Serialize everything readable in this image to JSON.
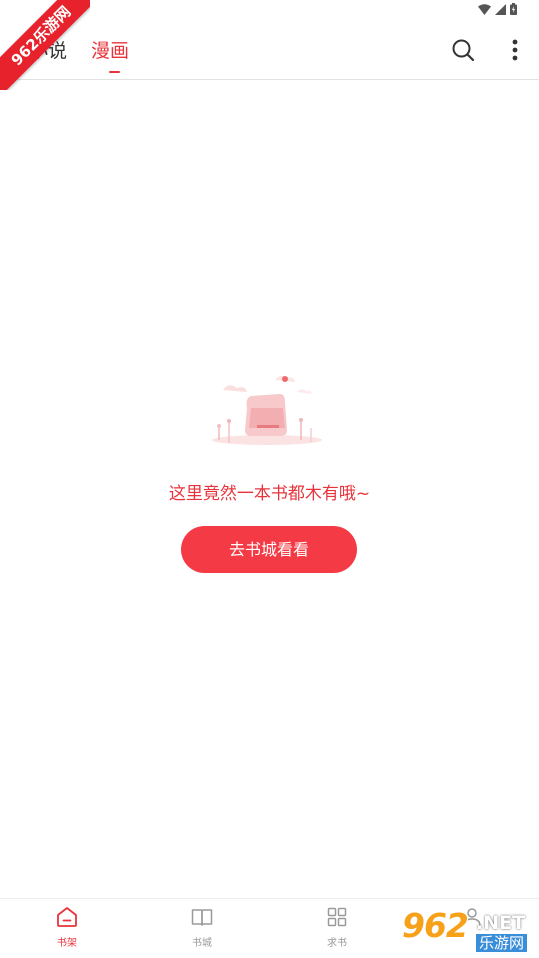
{
  "watermark": {
    "ribbon_text": "962乐游网",
    "corner_brand": "962",
    "corner_net": ".NET",
    "corner_sub": "乐游网"
  },
  "header": {
    "tabs": [
      {
        "label": "小说",
        "active": false
      },
      {
        "label": "漫画",
        "active": true
      }
    ],
    "search_icon": "search-icon",
    "more_icon": "more-vertical-icon"
  },
  "empty_state": {
    "message": "这里竟然一本书都木有哦~",
    "button_label": "去书城看看"
  },
  "bottom_nav": {
    "items": [
      {
        "label": "书架",
        "icon": "home-icon",
        "active": true
      },
      {
        "label": "书城",
        "icon": "book-icon",
        "active": false
      },
      {
        "label": "求书",
        "icon": "grid-icon",
        "active": false
      },
      {
        "label": "",
        "icon": "user-icon",
        "active": false
      }
    ]
  },
  "colors": {
    "accent": "#e8333c",
    "button": "#f43a45",
    "text_default": "#333333",
    "nav_inactive": "#9a9a9a"
  }
}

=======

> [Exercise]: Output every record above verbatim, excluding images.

> [Result of the task]:
Serialize everything readable in this image to JSON.
{
  "watermark": {
    "ribbon_text": "962乐游网",
    "corner_brand": "962",
    "corner_net": ".NET",
    "corner_sub": "乐游网"
  },
  "header": {
    "tabs": [
      {
        "label": "小说",
        "active": false
      },
      {
        "label": "漫画",
        "active": true
      }
    ],
    "search_icon": "search-icon",
    "more_icon": "more-vertical-icon"
  },
  "empty_state": {
    "message": "这里竟然一本书都木有哦~",
    "button_label": "去书城看看"
  },
  "bottom_nav": {
    "items": [
      {
        "label": "书架",
        "icon": "home-icon",
        "active": true
      },
      {
        "label": "书城",
        "icon": "book-icon",
        "active": false
      },
      {
        "label": "求书",
        "icon": "grid-icon",
        "active": false
      },
      {
        "label": "",
        "icon": "user-icon",
        "active": false
      }
    ]
  },
  "colors": {
    "accent": "#e8333c",
    "button": "#f43a45",
    "text_default": "#333333",
    "nav_inactive": "#9a9a9a"
  }
}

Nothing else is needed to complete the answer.